Just as it has been a slow process for parishes to shift to mission mode this is also the case for schools. But it is happening.
This can be seen in all kinds of experiments that are broadening the Christian mission of the school and moving it into new and exciting territory.
I see it happening in the emergence of community chaplains whose focus is on the wider school community including parents and the local community.
I see it in the emergence of mission and ministry teams in schools who share a common vision and mission which expands beyond what has been possible for solo chaplains.
I see it in the development of congregations planted within school communities.
And I see it in the slow emergence of Directors of Mission, lay and ordained, who oversee the mission and ministry strategy of their school.
What do you see? Have Anglican Schools moved into mission mode? What would a mission shaped school look like?
This is a good article, Greg. As an Anglican with grandsons in an Anglican school, children whose parents are not Christian or religious at all, the boys were transfixed by and deeply attracted to the prayerful and liturgical elements of Chapel in primary school, but quite “turned off” by a rather narrow, punitive and dogmatic approach taken to Christianity in the later school years. I know it’s a very small sample, but wonder if it is typical of non-Christians’ experienced of Anglican schools?
Julianne – You will find a huge diversity in Anglican Schools not just across Australia but across individual Dioceses.
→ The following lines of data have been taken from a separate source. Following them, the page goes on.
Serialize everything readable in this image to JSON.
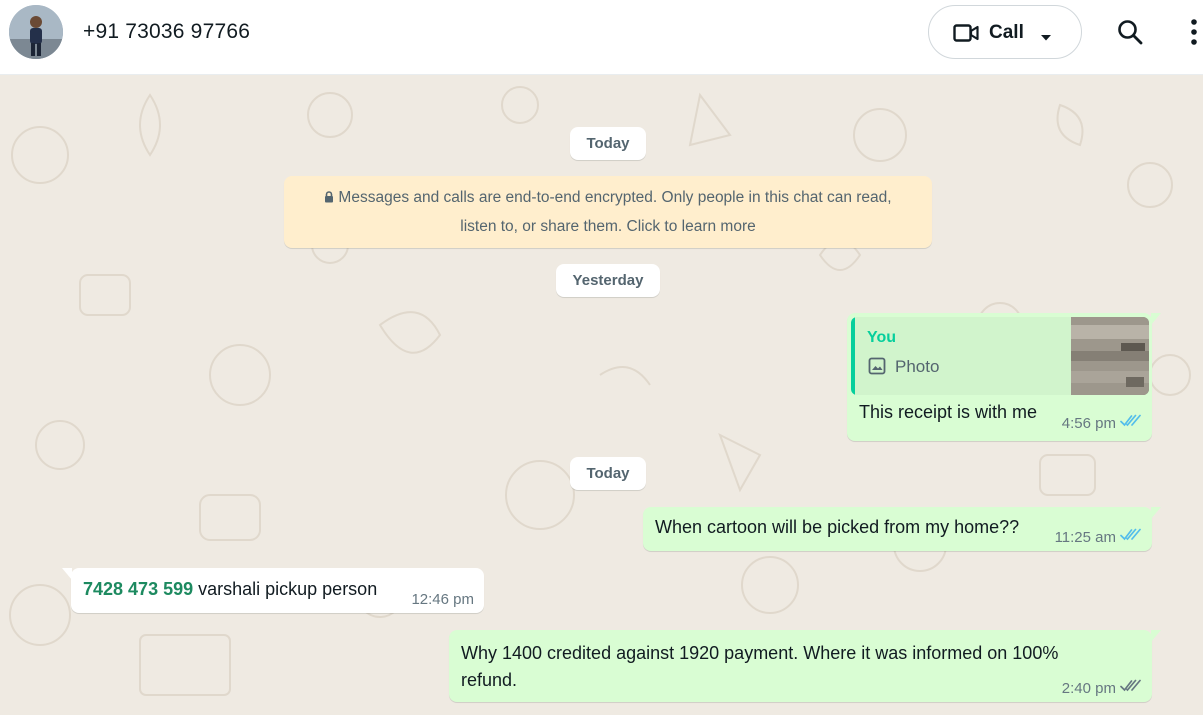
{
  "header": {
    "contact_name": "+91 73036 97766",
    "call_label": "Call"
  },
  "chat": {
    "date_chips": [
      "Today",
      "Yesterday",
      "Today"
    ],
    "encryption_notice": {
      "line1": "Messages and calls are end-to-end encrypted. Only people in this chat can read,",
      "line2": "listen to, or share them. Click to learn more"
    },
    "messages": [
      {
        "direction": "out",
        "quote_author": "You",
        "quote_label": "Photo",
        "text": "This receipt is with me",
        "time": "4:56 pm",
        "status": "read"
      },
      {
        "direction": "out",
        "text": "When cartoon will be picked from my home??",
        "time": "11:25 am",
        "status": "read"
      },
      {
        "direction": "in",
        "phone": "7428 473 599",
        "text": " varshali pickup person",
        "time": "12:46 pm"
      },
      {
        "direction": "out",
        "text_line1": "Why 1400 credited against 1920 payment. Where it was informed on 100%",
        "text_line2": "refund.",
        "time": "2:40 pm",
        "status": "delivered"
      }
    ]
  },
  "colors": {
    "outgoing_bubble": "#d9fdd3",
    "incoming_bubble": "#ffffff",
    "read_tick": "#53bdeb",
    "delivered_tick": "#667781",
    "accent_green": "#06cf9c",
    "link_green": "#1d8a60",
    "chat_background": "#efeae2"
  },
  "icons": [
    "video-camera-icon",
    "chevron-down-icon",
    "search-icon",
    "more-options-icon",
    "lock-icon",
    "photo-icon",
    "double-check-icon"
  ]
}
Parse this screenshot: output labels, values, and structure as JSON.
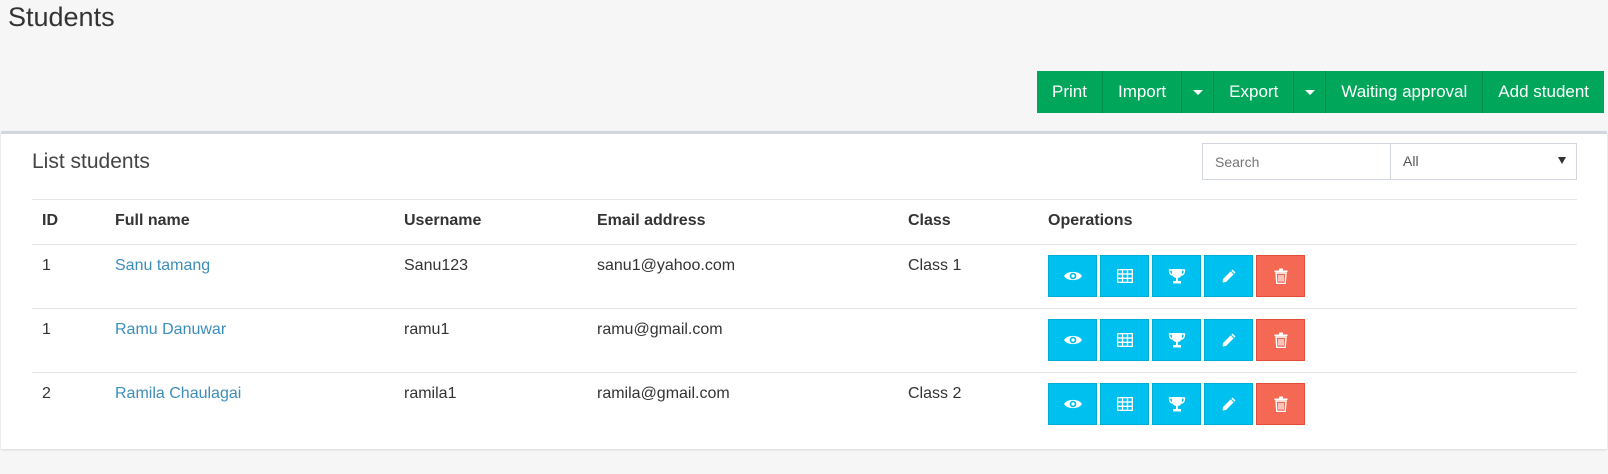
{
  "page": {
    "title": "Students"
  },
  "toolbar": {
    "print": "Print",
    "import": "Import",
    "export": "Export",
    "waiting_approval": "Waiting approval",
    "add_student": "Add student"
  },
  "panel": {
    "title": "List students",
    "search_placeholder": "Search",
    "filter_value": "All"
  },
  "table": {
    "columns": {
      "id": "ID",
      "full_name": "Full name",
      "username": "Username",
      "email": "Email address",
      "class": "Class",
      "operations": "Operations"
    },
    "rows": [
      {
        "id": "1",
        "full_name": "Sanu tamang",
        "username": "Sanu123",
        "email": "sanu1@yahoo.com",
        "class": "Class 1"
      },
      {
        "id": "1",
        "full_name": "Ramu Danuwar",
        "username": "ramu1",
        "email": "ramu@gmail.com",
        "class": ""
      },
      {
        "id": "2",
        "full_name": "Ramila Chaulagai",
        "username": "ramila1",
        "email": "ramila@gmail.com",
        "class": "Class 2"
      }
    ],
    "operation_icons": [
      "eye-icon",
      "table-icon",
      "trophy-icon",
      "pencil-icon",
      "trash-icon"
    ]
  },
  "colors": {
    "success": "#00a65a",
    "info": "#00c0ef",
    "danger": "#f56954",
    "link": "#3c8dbc"
  }
}
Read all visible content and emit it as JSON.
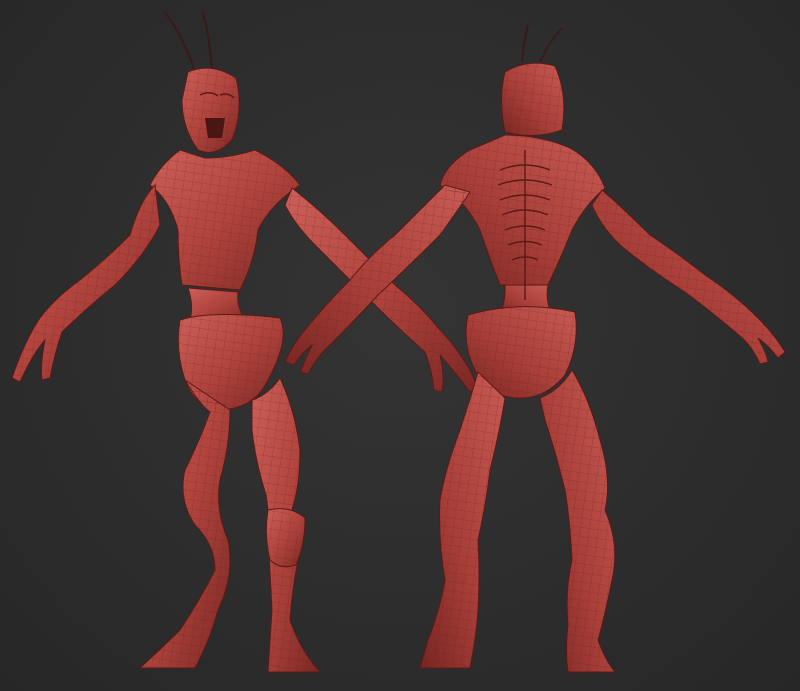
{
  "scene": {
    "background_color": "#2c2c2c",
    "model_color": "#b5463f",
    "model_shadow_color": "#6e1f1c",
    "model_highlight_color": "#d0706a",
    "wireframe_color": "#7a2622",
    "views": [
      "front",
      "back"
    ]
  }
}
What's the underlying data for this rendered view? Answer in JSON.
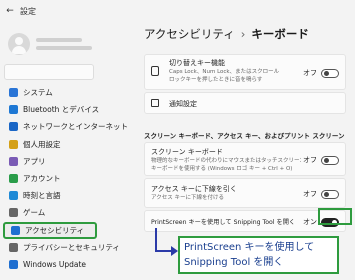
{
  "window": {
    "title": "設定"
  },
  "sidebar": {
    "items": [
      {
        "label": "システム",
        "icon": "monitor-icon",
        "color": "#2a75d6"
      },
      {
        "label": "Bluetooth とデバイス",
        "icon": "bluetooth-icon",
        "color": "#1e78d4"
      },
      {
        "label": "ネットワークとインターネット",
        "icon": "wifi-icon",
        "color": "#1a66c6"
      },
      {
        "label": "個人用設定",
        "icon": "paintbrush-icon",
        "color": "#d4a017"
      },
      {
        "label": "アプリ",
        "icon": "apps-icon",
        "color": "#7a5bb5"
      },
      {
        "label": "アカウント",
        "icon": "person-icon",
        "color": "#2a9d4a"
      },
      {
        "label": "時刻と言語",
        "icon": "globe-clock-icon",
        "color": "#1f8ad6"
      },
      {
        "label": "ゲーム",
        "icon": "controller-icon",
        "color": "#666666"
      },
      {
        "label": "アクセシビリティ",
        "icon": "accessibility-icon",
        "color": "#1f6fd0",
        "active": true
      },
      {
        "label": "プライバシーとセキュリティ",
        "icon": "shield-icon",
        "color": "#666666"
      },
      {
        "label": "Windows Update",
        "icon": "update-icon",
        "color": "#1f6fd0"
      }
    ]
  },
  "main": {
    "breadcrumb": {
      "parent": "アクセシビリティ",
      "separator": "›",
      "current": "キーボード"
    },
    "rows": {
      "filter_keys": {
        "title": "切り替えキー機能",
        "sub1": "Caps Lock、Num Lock、またはスクロール",
        "sub2": "ロックキーを押したときに音を鳴らす",
        "state": "オフ"
      },
      "notification": {
        "title": "通知設定"
      },
      "section_title": "スクリーン キーボード、アクセス キー、およびプリント スクリーン",
      "onscreen_keyboard": {
        "title": "スクリーン キーボード",
        "sub1": "物理的なキーボードの代わりにマウスまたはタッチスクリーンで",
        "sub2": "キーボードを使用する (Windows ロゴ キー + Ctrl + O)",
        "state": "オフ"
      },
      "underline": {
        "title": "アクセス キーに下線を引く",
        "sub1": "アクセス キーに下線を付ける",
        "state": "オフ"
      },
      "printscreen": {
        "title": "PrintScreen キーを使用して Snipping Tool を開く",
        "state": "オン"
      }
    },
    "callout": {
      "line1": "PrintScreen キーを使用して",
      "line2": "Snipping Tool を開く"
    }
  },
  "colors": {
    "highlight": "#2e9b3e",
    "arrow": "#2b3aa8",
    "callout_text": "#1a3f8f"
  }
}
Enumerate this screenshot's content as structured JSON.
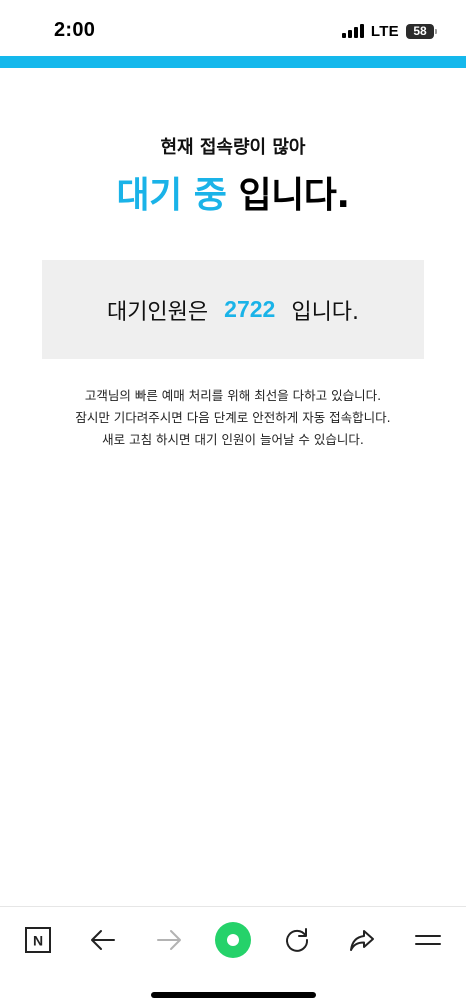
{
  "status_bar": {
    "time": "2:00",
    "network": "LTE",
    "battery": "58",
    "icons": [
      "signal-icon",
      "battery-icon"
    ]
  },
  "colors": {
    "accent": "#1ab3e8",
    "accent_bar": "#15b8ec",
    "go_button": "#25d26a",
    "box_bg": "#efefef"
  },
  "main": {
    "subtitle": "현재 접속량이 많아",
    "headline_accent": "대기 중",
    "headline_rest": "입니다.",
    "queue_prefix": "대기인원은",
    "queue_count": "2722",
    "queue_suffix": "입니다.",
    "notice_lines": [
      "고객님의 빠른 예매 처리를 위해 최선을 다하고 있습니다.",
      "잠시만 기다려주시면 다음 단계로 안전하게 자동 접속합니다.",
      "새로 고침 하시면 대기 인원이 늘어날 수 있습니다."
    ]
  },
  "toolbar": {
    "icons": [
      "naver-home-icon",
      "back-arrow-icon",
      "forward-arrow-icon",
      "green-dot-icon",
      "refresh-icon",
      "share-icon",
      "menu-icon"
    ],
    "home_glyph": "N"
  }
}
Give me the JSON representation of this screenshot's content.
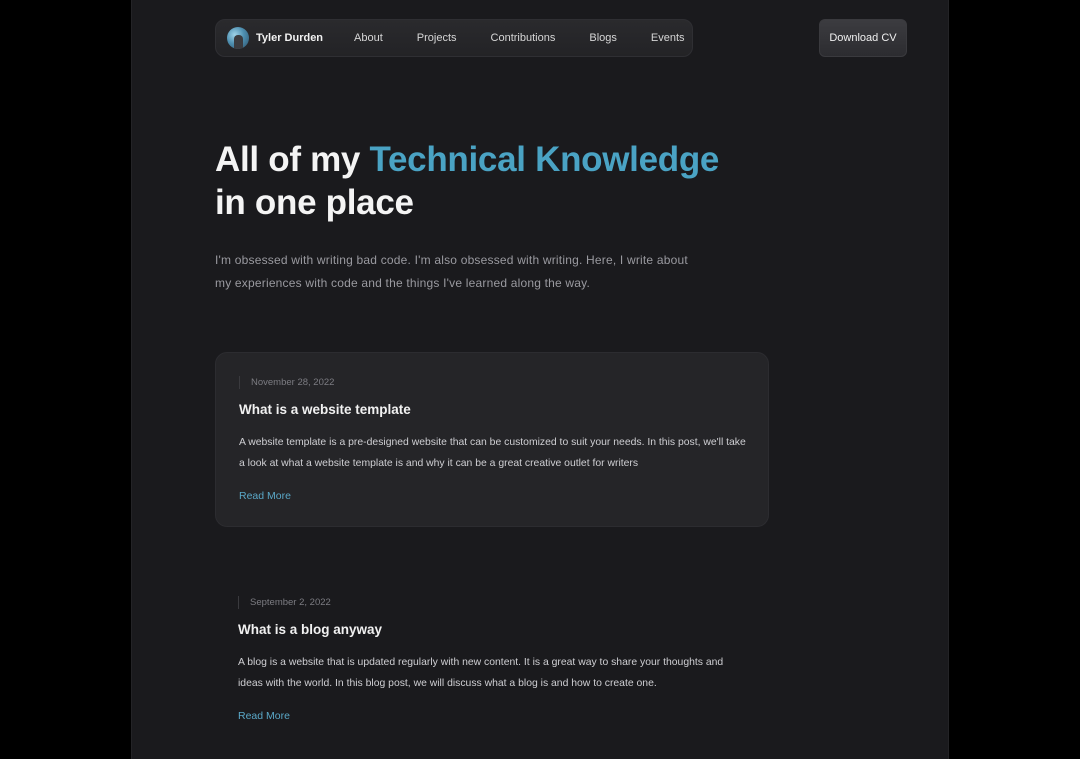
{
  "nav": {
    "brand_name": "Tyler Durden",
    "avatar_icon": "avatar-photo",
    "links": [
      {
        "label": "About"
      },
      {
        "label": "Projects"
      },
      {
        "label": "Contributions"
      },
      {
        "label": "Blogs"
      },
      {
        "label": "Events"
      }
    ],
    "cv_button": "Download CV"
  },
  "hero": {
    "title_part1": "All of my ",
    "title_accent": "Technical Knowledge",
    "title_part2": "in one place",
    "subtitle": "I'm obsessed with writing bad code. I'm also obsessed with writing. Here, I write about my experiences with code and the things I've learned along the way."
  },
  "posts": [
    {
      "date": "November 28, 2022",
      "title": "What is a website template",
      "excerpt": "A website template is a pre-designed website that can be customized to suit your needs. In this post, we'll take a look at what a website template is and why it can be a great creative outlet for writers",
      "cta": "Read More"
    },
    {
      "date": "September 2, 2022",
      "title": "What is a blog anyway",
      "excerpt": "A blog is a website that is updated regularly with new content. It is a great way to share your thoughts and ideas with the world. In this blog post, we will discuss what a blog is and how to create one.",
      "cta": "Read More"
    }
  ],
  "colors": {
    "page_background": "#1a1a1d",
    "outer_background": "#000000",
    "accent": "#4aa3c4",
    "link": "#5aa8c8",
    "card_background": "#252528"
  }
}
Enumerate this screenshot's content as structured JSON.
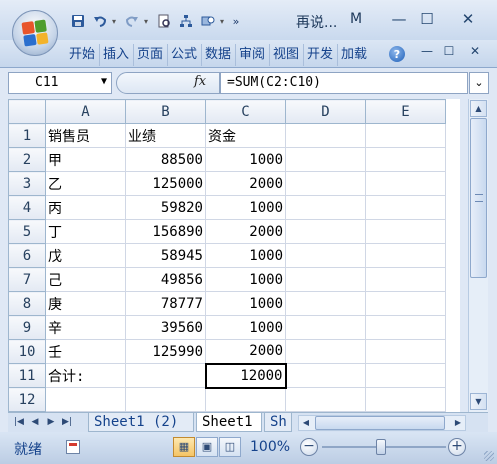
{
  "window": {
    "title": "再说...",
    "title_suffix": "M",
    "minimize": "—",
    "maximize": "☐",
    "close": "✕"
  },
  "quick_access": {
    "save_icon": "save-icon",
    "undo_icon": "undo-icon",
    "redo_icon": "redo-icon",
    "more": "»"
  },
  "ribbon": {
    "tabs": [
      "开始",
      "插入",
      "页面",
      "公式",
      "数据",
      "审阅",
      "视图",
      "开发",
      "加载"
    ],
    "help": "?"
  },
  "formula_bar": {
    "name_box": "C11",
    "fx": "fx",
    "formula": "=SUM(C2:C10)",
    "expand": "⌄"
  },
  "sheet": {
    "columns": [
      "A",
      "B",
      "C",
      "D",
      "E"
    ],
    "rows": [
      {
        "num": "1",
        "a": "销售员",
        "b": "业绩",
        "c": "资金"
      },
      {
        "num": "2",
        "a": "甲",
        "b": "88500",
        "c": "1000"
      },
      {
        "num": "3",
        "a": "乙",
        "b": "125000",
        "c": "2000"
      },
      {
        "num": "4",
        "a": "丙",
        "b": "59820",
        "c": "1000"
      },
      {
        "num": "5",
        "a": "丁",
        "b": "156890",
        "c": "2000"
      },
      {
        "num": "6",
        "a": "戊",
        "b": "58945",
        "c": "1000"
      },
      {
        "num": "7",
        "a": "己",
        "b": "49856",
        "c": "1000"
      },
      {
        "num": "8",
        "a": "庚",
        "b": "78777",
        "c": "1000"
      },
      {
        "num": "9",
        "a": "辛",
        "b": "39560",
        "c": "1000"
      },
      {
        "num": "10",
        "a": "壬",
        "b": "125990",
        "c": "2000"
      },
      {
        "num": "11",
        "a": "合计:",
        "b": "",
        "c": "12000"
      },
      {
        "num": "12",
        "a": "",
        "b": "",
        "c": ""
      }
    ],
    "active_cell": "C11"
  },
  "sheet_tabs": [
    "Sheet1 (2)",
    "Sheet1",
    "Sh"
  ],
  "status": {
    "ready": "就绪",
    "zoom": "100%",
    "zoom_minus": "−",
    "zoom_plus": "+"
  },
  "colors": {
    "accent": "#15428b",
    "header_active": "#f5c465",
    "office_logo": [
      "#e8552b",
      "#4f9d2d",
      "#2b6fce",
      "#f3b32b"
    ]
  }
}
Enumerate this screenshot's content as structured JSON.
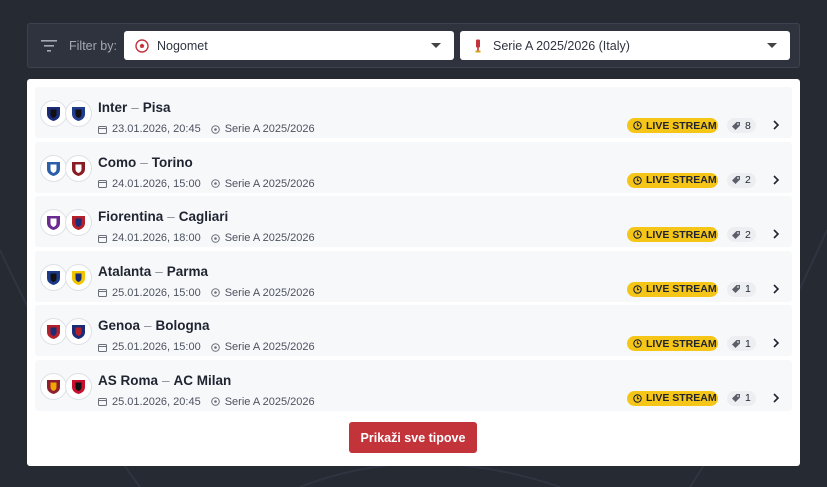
{
  "filter": {
    "label": "Filter by:",
    "sport": {
      "value": "Nogomet",
      "icon": "soccer-ball-icon"
    },
    "league": {
      "value": "Serie A 2025/2026 (Italy)",
      "icon": "trophy-icon"
    }
  },
  "matches": [
    {
      "home": "Inter",
      "away": "Pisa",
      "date": "23.01.2026, 20:45",
      "competition": "Serie A 2025/2026",
      "badge": "LIVE STREAM",
      "tips": "8",
      "home_colors": [
        "#1a2b78",
        "#111111"
      ],
      "away_colors": [
        "#1f3d8c",
        "#111111"
      ]
    },
    {
      "home": "Como",
      "away": "Torino",
      "date": "24.01.2026, 15:00",
      "competition": "Serie A 2025/2026",
      "badge": "LIVE STREAM",
      "tips": "2",
      "home_colors": [
        "#2b5fa8",
        "#ffffff"
      ],
      "away_colors": [
        "#8a1c24",
        "#ffffff"
      ]
    },
    {
      "home": "Fiorentina",
      "away": "Cagliari",
      "date": "24.01.2026, 18:00",
      "competition": "Serie A 2025/2026",
      "badge": "LIVE STREAM",
      "tips": "2",
      "home_colors": [
        "#6a2c91",
        "#ffffff"
      ],
      "away_colors": [
        "#b3202a",
        "#1a2b78"
      ]
    },
    {
      "home": "Atalanta",
      "away": "Parma",
      "date": "25.01.2026, 15:00",
      "competition": "Serie A 2025/2026",
      "badge": "LIVE STREAM",
      "tips": "1",
      "home_colors": [
        "#1d3a8a",
        "#111111"
      ],
      "away_colors": [
        "#f2c500",
        "#1a2b78"
      ]
    },
    {
      "home": "Genoa",
      "away": "Bologna",
      "date": "25.01.2026, 15:00",
      "competition": "Serie A 2025/2026",
      "badge": "LIVE STREAM",
      "tips": "1",
      "home_colors": [
        "#b3202a",
        "#1a2b78"
      ],
      "away_colors": [
        "#1a2b78",
        "#b3202a"
      ]
    },
    {
      "home": "AS Roma",
      "away": "AC Milan",
      "date": "25.01.2026, 20:45",
      "competition": "Serie A 2025/2026",
      "badge": "LIVE STREAM",
      "tips": "1",
      "home_colors": [
        "#8e1f2f",
        "#f0a500"
      ],
      "away_colors": [
        "#c8102e",
        "#111111"
      ]
    }
  ],
  "show_all_label": "Prikaži sve tipove",
  "colors": {
    "accent": "#c2343a",
    "live": "#f5c518",
    "background": "#262a33"
  }
}
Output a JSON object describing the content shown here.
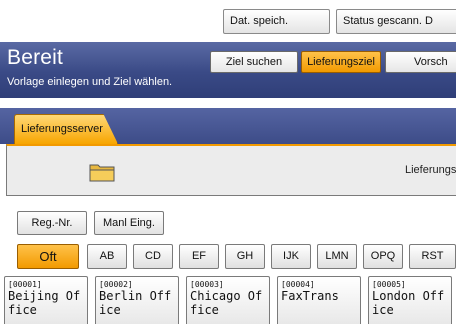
{
  "topbar": {
    "save_label": "Dat. speich.",
    "status_label": "Status gescann. D"
  },
  "header": {
    "title": "Bereit",
    "subtitle": "Vorlage einlegen und Ziel wählen.",
    "search_label": "Ziel suchen",
    "delivery_dest_label": "Lieferungsziel",
    "preview_label": "Vorsch"
  },
  "tabs": {
    "delivery_server": "Lieferungsserver"
  },
  "panel": {
    "label": "Lieferungs"
  },
  "buttons": {
    "reg_nr": "Reg.-Nr.",
    "manual_entry": "Manl Eing."
  },
  "index_tabs": [
    "Oft",
    "AB",
    "CD",
    "EF",
    "GH",
    "IJK",
    "LMN",
    "OPQ",
    "RST"
  ],
  "index_selected": "Oft",
  "entries": [
    {
      "num": "[00001]",
      "line1": "Beijing Of",
      "line2": "fice"
    },
    {
      "num": "[00002]",
      "line1": "Berlin Off",
      "line2": "ice"
    },
    {
      "num": "[00003]",
      "line1": "Chicago Of",
      "line2": "fice"
    },
    {
      "num": "[00004]",
      "line1": "FaxTrans",
      "line2": ""
    },
    {
      "num": "[00005]",
      "line1": "London Off",
      "line2": "ice"
    }
  ],
  "colors": {
    "accent": "#f29a00",
    "header": "#3a4a86"
  },
  "icons": {
    "panel_icon": "folder-icon"
  }
}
It isn’t unusual for primary school aged students to be deeply engaged in worship and religious education but it becomes harder to maintain this as they get older.